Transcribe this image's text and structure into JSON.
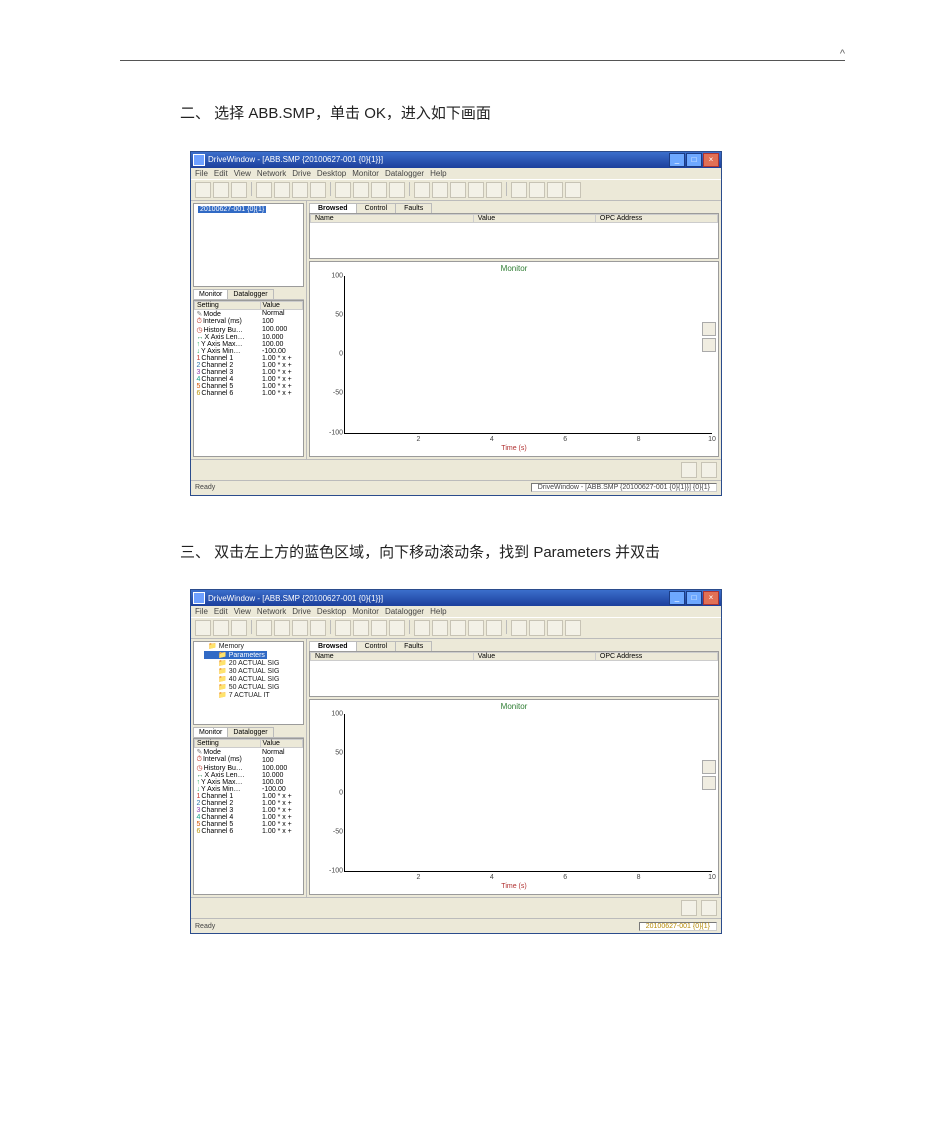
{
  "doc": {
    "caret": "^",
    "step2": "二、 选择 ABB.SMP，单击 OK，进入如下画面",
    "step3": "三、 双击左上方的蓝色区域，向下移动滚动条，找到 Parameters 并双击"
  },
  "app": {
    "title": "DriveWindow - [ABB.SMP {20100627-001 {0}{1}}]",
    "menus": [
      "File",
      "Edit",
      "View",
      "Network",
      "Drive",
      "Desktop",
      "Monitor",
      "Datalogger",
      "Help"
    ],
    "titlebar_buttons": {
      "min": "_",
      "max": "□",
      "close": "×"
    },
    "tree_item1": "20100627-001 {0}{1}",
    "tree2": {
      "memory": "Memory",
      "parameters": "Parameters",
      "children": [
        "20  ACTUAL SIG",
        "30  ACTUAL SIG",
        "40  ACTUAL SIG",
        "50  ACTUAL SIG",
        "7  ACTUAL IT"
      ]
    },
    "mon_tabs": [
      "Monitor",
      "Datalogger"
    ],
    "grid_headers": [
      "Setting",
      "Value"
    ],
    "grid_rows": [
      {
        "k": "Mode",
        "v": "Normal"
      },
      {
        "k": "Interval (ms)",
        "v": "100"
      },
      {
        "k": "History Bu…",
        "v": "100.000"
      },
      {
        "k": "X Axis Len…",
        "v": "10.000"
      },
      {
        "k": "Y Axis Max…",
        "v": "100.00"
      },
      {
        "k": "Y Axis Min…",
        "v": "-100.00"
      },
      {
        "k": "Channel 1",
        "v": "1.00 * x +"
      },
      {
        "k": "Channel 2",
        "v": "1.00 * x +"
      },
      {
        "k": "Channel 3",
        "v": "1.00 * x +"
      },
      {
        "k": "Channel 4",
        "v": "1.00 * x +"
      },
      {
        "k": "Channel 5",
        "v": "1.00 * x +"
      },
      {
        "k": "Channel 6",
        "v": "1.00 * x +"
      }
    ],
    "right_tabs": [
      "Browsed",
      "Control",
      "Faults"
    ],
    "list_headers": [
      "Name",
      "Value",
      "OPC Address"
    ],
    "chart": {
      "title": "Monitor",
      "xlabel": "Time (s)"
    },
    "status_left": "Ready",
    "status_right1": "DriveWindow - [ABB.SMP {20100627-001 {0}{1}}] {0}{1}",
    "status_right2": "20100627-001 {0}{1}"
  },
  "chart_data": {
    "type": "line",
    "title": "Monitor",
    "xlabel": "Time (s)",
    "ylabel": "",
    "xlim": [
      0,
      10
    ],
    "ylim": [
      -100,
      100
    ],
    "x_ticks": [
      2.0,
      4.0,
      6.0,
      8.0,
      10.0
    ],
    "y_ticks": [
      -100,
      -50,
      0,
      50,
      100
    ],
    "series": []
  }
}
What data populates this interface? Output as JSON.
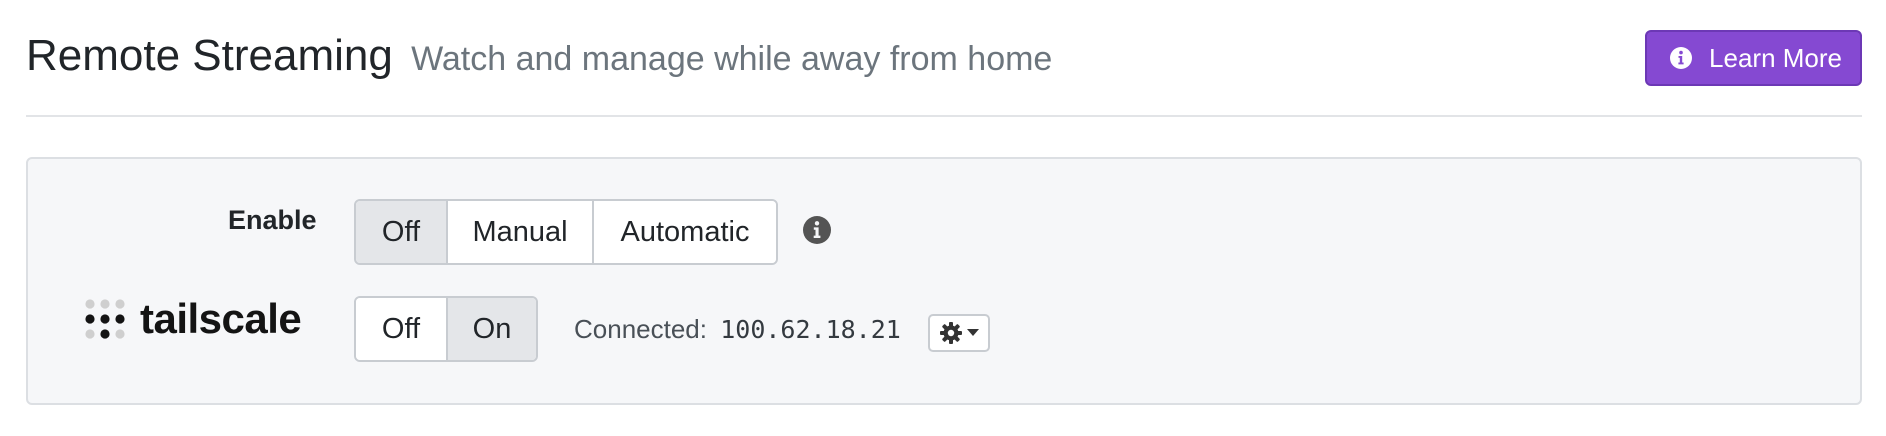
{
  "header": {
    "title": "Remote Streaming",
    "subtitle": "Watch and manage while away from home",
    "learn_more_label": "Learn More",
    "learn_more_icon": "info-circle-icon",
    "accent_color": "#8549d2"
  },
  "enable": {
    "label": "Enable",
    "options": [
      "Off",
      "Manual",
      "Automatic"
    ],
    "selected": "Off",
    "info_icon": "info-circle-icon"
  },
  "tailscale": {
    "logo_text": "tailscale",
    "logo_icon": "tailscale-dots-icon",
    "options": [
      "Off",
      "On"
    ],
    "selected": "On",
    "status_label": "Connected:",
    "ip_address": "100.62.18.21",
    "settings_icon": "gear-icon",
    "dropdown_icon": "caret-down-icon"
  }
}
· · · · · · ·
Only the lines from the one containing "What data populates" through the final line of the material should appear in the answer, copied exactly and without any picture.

[EXERCISE RESPONSE]
What data populates this interface? Output as JSON.
{
  "header": {
    "title": "Remote Streaming",
    "subtitle": "Watch and manage while away from home",
    "learn_more_label": "Learn More",
    "learn_more_icon": "info-circle-icon",
    "accent_color": "#8549d2"
  },
  "enable": {
    "label": "Enable",
    "options": [
      "Off",
      "Manual",
      "Automatic"
    ],
    "selected": "Off",
    "info_icon": "info-circle-icon"
  },
  "tailscale": {
    "logo_text": "tailscale",
    "logo_icon": "tailscale-dots-icon",
    "options": [
      "Off",
      "On"
    ],
    "selected": "On",
    "status_label": "Connected:",
    "ip_address": "100.62.18.21",
    "settings_icon": "gear-icon",
    "dropdown_icon": "caret-down-icon"
  }
}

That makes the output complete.